(WHAT THIS TASK INVOLVES) Find every line below where the word "نمایید" occurs, then give how many you found and nothing else.

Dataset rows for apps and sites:
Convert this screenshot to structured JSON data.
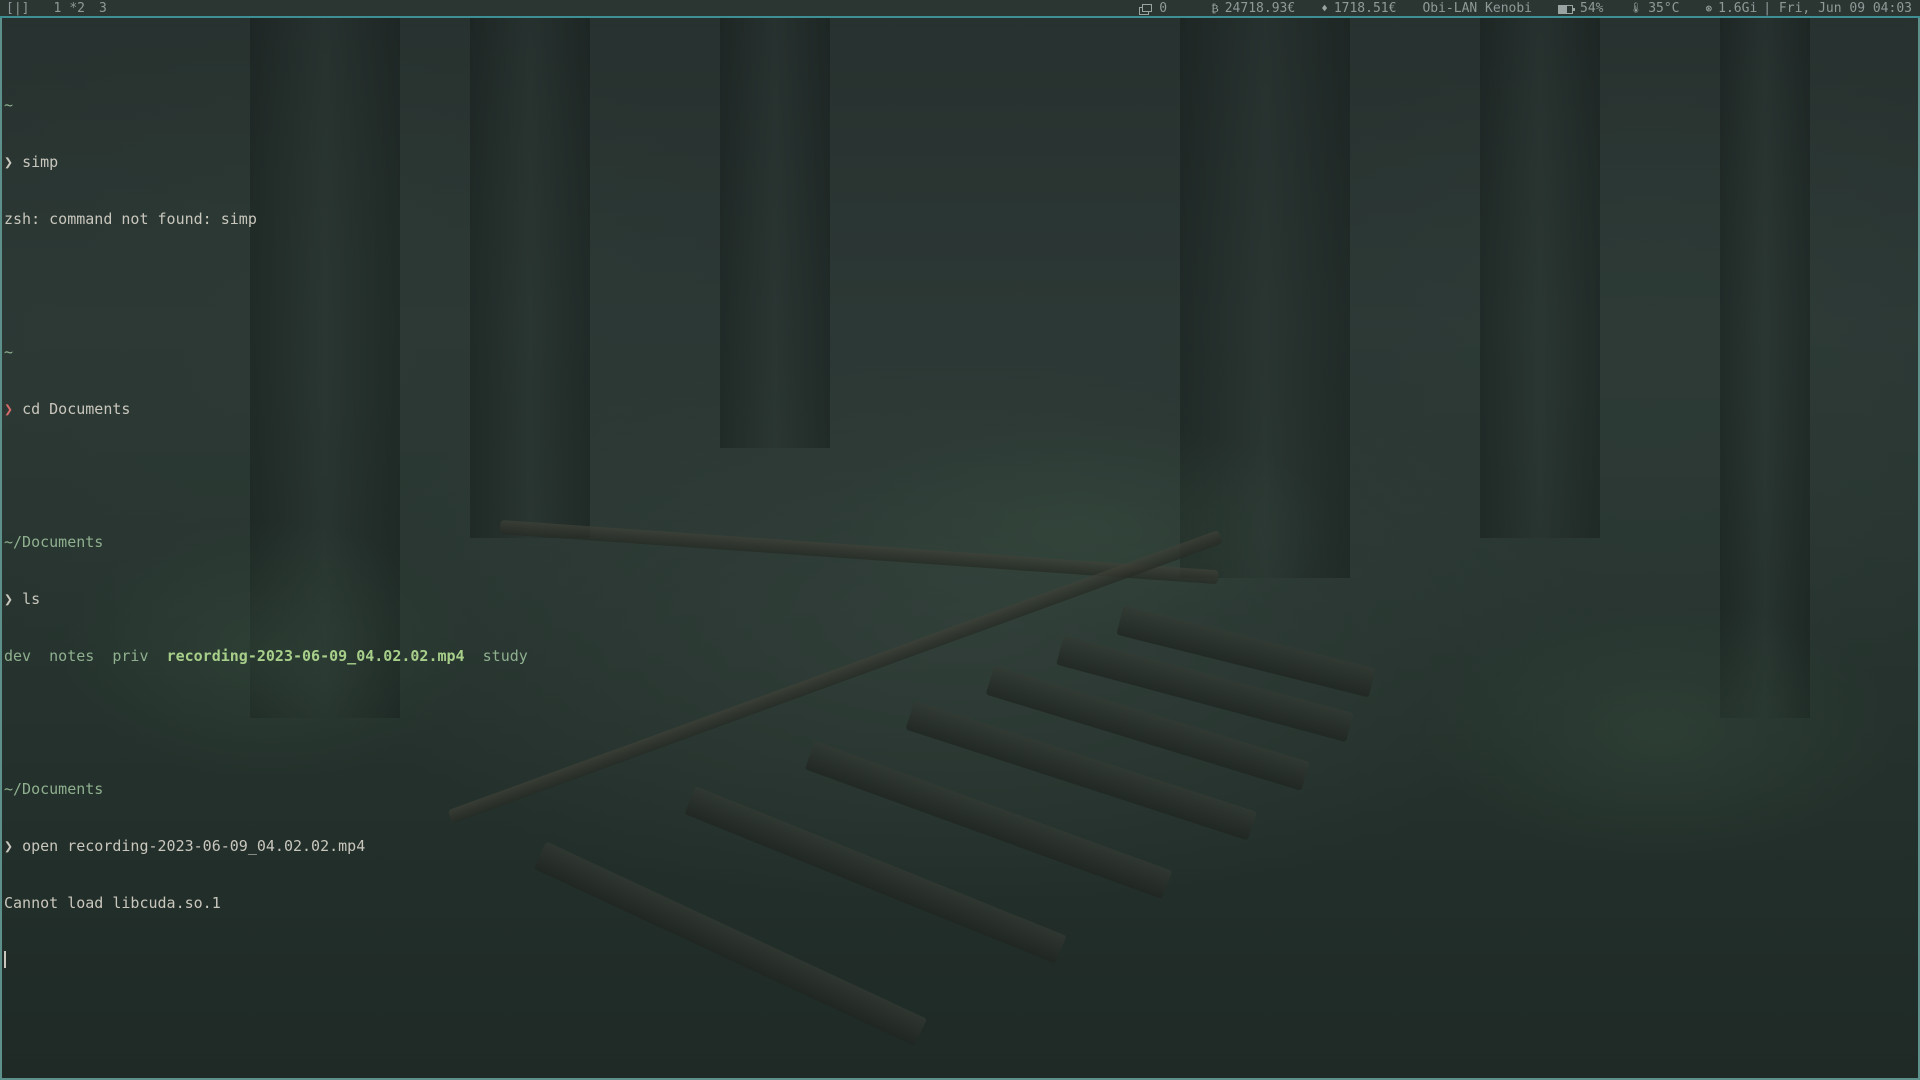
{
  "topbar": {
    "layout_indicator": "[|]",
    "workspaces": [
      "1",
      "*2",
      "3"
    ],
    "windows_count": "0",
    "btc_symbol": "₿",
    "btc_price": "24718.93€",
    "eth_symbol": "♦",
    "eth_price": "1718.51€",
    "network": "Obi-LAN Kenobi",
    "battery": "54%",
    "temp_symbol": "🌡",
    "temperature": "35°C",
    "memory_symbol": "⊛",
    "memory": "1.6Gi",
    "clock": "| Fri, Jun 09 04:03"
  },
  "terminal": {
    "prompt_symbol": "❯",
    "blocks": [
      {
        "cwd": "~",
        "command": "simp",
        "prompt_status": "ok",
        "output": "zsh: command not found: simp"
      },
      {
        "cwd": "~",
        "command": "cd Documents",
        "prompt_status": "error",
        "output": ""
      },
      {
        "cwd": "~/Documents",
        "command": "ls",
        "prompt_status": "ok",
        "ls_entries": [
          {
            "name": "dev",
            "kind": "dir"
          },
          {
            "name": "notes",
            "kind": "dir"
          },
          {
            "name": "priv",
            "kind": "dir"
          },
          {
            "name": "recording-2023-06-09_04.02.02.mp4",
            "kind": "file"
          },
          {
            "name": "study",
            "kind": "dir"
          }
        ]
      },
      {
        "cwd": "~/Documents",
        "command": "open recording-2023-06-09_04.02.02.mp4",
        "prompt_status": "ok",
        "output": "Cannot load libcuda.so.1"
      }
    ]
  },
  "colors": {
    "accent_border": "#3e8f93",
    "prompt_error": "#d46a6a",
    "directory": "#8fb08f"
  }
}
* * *
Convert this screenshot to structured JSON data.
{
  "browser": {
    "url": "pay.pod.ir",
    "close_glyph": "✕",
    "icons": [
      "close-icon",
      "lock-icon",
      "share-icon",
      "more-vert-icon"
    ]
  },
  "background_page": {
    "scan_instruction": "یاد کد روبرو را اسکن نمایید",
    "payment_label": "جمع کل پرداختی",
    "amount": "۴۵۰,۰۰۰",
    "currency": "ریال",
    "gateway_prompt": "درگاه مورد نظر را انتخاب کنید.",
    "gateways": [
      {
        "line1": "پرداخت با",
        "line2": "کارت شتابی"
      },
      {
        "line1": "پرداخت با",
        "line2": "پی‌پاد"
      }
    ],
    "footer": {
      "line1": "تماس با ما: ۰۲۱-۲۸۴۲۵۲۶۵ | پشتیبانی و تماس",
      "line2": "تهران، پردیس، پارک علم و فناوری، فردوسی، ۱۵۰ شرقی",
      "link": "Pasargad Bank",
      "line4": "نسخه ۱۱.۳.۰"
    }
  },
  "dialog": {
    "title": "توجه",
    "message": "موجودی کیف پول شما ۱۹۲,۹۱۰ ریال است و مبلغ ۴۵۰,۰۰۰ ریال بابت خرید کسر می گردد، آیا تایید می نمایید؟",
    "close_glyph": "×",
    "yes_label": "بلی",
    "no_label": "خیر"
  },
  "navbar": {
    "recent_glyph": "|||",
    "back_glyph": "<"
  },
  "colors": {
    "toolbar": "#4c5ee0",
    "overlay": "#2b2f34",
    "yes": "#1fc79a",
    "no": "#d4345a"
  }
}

(ANSWER SECTION) 2